The leader of the world’s 1.2 billion Catholics will be in Myanmar from 27 to 30 November and neighbouring Bangladesh from 30 November to 2 December, the Vatican said on Monday.
The visit to Myanmar will be the first by any pope to the country formerly known as Burma. Pope John Paul II visited Bangladesh in 1986.
Francis has regularly spoken out in defence of the Rohingya, a persecuted Muslim group in predominantly Buddhist Myanmar.
On Sunday he bemoaned the latest “sad reports of the persecution of a religious minority, our Rohingya brothers” adding: “I would like to express my closeness to them and all of us ask the Lord to save them and to prompt men and women of good faith to help them and ensure their full rights.”
His comments came after clashes between Myanmar security forces and suspected Rohingya militants on Friday and Saturday left many people dead.
The death toll from the violence that erupted on Friday with coordinated attacks by Rohingya insurgents climbed to 98 on Sunday, including 80 insurgents and 12 members of the security forces, the government said. The clashes have prompted the government to evacuate staff and thousands of non-Muslim villagers from the area.
The fighting caused hundreds of civilians to flee remote villages in Rakhine state in northern Myanmar with most of them aiming to cross the border into Bangladesh.
The attacks marked a dramatic escalation of a conflict that has simmered in the region since last October, when a similar but much smaller Rohingya attack prompted a brutal military operation beset by allegations of human rights abuses.
The treatment of approximately 1.1 million Muslim Rohingya in mainly Buddhist Myanmar has emerged as the biggest challenge for national leader Aung San Suu Kyi. On Friday she condemned the raids in which insurgents wielding guns, sticks and homemade bombs assaulted 30 police stations and an army base.
The Nobel peace prize laureate has been accused by some western critics of not speaking out for the long-persecuted Muslim minority, and of defending the army’s counteroffensive after the October attacks.

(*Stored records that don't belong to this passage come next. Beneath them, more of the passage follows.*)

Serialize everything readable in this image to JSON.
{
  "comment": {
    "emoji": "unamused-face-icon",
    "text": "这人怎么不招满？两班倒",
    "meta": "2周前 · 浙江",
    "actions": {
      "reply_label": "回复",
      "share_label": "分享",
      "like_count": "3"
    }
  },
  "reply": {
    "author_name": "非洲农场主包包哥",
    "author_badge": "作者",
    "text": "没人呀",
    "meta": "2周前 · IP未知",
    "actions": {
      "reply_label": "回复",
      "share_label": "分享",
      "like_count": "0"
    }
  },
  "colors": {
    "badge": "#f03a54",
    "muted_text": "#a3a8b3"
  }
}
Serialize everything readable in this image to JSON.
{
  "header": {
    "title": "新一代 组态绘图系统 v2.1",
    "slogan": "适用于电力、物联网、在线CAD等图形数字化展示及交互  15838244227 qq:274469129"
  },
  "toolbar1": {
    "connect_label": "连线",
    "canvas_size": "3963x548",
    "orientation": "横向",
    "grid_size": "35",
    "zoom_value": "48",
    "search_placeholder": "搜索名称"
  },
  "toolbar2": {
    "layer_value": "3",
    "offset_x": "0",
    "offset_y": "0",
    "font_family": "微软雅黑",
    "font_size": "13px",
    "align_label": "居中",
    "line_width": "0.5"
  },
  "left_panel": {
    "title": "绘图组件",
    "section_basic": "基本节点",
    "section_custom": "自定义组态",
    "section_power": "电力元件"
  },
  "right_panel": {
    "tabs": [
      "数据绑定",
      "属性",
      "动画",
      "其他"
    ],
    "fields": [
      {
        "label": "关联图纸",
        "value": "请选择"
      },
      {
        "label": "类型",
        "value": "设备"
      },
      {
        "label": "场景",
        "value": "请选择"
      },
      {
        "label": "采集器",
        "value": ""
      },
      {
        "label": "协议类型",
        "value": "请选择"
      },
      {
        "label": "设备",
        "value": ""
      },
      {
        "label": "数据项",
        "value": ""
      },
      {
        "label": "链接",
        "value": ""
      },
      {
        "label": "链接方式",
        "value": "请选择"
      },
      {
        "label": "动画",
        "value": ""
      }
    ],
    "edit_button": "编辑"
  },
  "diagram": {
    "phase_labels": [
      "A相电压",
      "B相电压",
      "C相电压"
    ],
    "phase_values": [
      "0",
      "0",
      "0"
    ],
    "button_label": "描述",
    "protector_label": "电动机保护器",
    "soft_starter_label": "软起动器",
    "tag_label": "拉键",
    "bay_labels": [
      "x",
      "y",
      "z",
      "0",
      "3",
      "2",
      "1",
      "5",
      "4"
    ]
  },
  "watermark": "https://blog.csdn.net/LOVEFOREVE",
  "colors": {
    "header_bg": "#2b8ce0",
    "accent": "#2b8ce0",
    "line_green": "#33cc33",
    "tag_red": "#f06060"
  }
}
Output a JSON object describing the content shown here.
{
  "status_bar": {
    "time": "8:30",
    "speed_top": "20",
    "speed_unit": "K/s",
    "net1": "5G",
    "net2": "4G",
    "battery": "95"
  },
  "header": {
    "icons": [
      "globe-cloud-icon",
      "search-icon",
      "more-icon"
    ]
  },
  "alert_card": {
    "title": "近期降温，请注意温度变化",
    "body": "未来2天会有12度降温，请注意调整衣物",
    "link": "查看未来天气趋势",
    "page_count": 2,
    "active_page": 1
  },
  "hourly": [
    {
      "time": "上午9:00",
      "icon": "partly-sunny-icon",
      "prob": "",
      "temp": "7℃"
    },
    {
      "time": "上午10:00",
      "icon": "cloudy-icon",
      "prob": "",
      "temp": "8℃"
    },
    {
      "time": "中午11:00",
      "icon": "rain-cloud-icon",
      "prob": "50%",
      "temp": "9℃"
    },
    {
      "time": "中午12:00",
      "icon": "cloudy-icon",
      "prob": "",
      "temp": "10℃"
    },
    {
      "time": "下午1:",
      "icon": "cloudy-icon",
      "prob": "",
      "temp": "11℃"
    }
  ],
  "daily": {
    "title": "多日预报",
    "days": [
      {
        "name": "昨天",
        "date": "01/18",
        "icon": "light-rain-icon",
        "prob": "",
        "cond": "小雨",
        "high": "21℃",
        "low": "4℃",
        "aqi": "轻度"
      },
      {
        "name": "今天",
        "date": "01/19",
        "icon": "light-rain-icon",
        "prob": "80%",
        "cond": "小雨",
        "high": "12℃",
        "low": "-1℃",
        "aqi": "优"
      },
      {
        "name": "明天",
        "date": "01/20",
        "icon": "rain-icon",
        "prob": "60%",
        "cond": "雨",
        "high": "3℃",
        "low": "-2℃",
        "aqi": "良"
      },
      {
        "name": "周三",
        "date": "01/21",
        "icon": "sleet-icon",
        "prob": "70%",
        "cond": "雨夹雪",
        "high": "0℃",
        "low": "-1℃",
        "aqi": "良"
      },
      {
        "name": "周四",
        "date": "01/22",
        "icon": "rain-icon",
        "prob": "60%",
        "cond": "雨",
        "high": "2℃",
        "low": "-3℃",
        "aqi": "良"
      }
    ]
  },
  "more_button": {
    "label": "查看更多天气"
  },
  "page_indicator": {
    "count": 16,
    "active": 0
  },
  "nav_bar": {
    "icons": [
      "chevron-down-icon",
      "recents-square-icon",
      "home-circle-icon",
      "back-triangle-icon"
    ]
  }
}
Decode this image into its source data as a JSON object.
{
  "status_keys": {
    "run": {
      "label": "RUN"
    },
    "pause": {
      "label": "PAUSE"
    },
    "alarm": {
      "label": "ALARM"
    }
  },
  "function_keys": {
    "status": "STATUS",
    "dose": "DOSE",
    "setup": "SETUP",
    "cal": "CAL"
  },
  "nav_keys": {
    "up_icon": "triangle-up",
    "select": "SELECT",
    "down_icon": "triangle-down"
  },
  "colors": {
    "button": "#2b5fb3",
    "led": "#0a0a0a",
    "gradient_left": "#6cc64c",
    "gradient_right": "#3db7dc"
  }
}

Win Myat Aye, Myanmar’s minister for social welfare, relief and resettlement, said on Saturday that 4,000 “ethnic villagers” who had fled their homes had been evacuated, referring to non-Muslim residents of the area. The ministry is arranging facilities for non-Muslims in places including Buddhist monasteries, government offices and local police stations in major cities.
Bangladesh’s foreign ministry said it was concerned that thousands of “unarmed Myanmar nationals” had assembled near the border to enter the country.
Rohingya have been fleeing Myanmar to Bangladesh since the early 1990s and there are about 400,000 in the country, where they are a source of tension between the two nations who both regard them as the other country’s citizens.
The Vatican said Francis would visit Yangon and capital, Naypyidaw, while in Myanmar and Bangladesh’s capital, Dhaka, on the second leg of his trip. The full programme has yet to be finalised.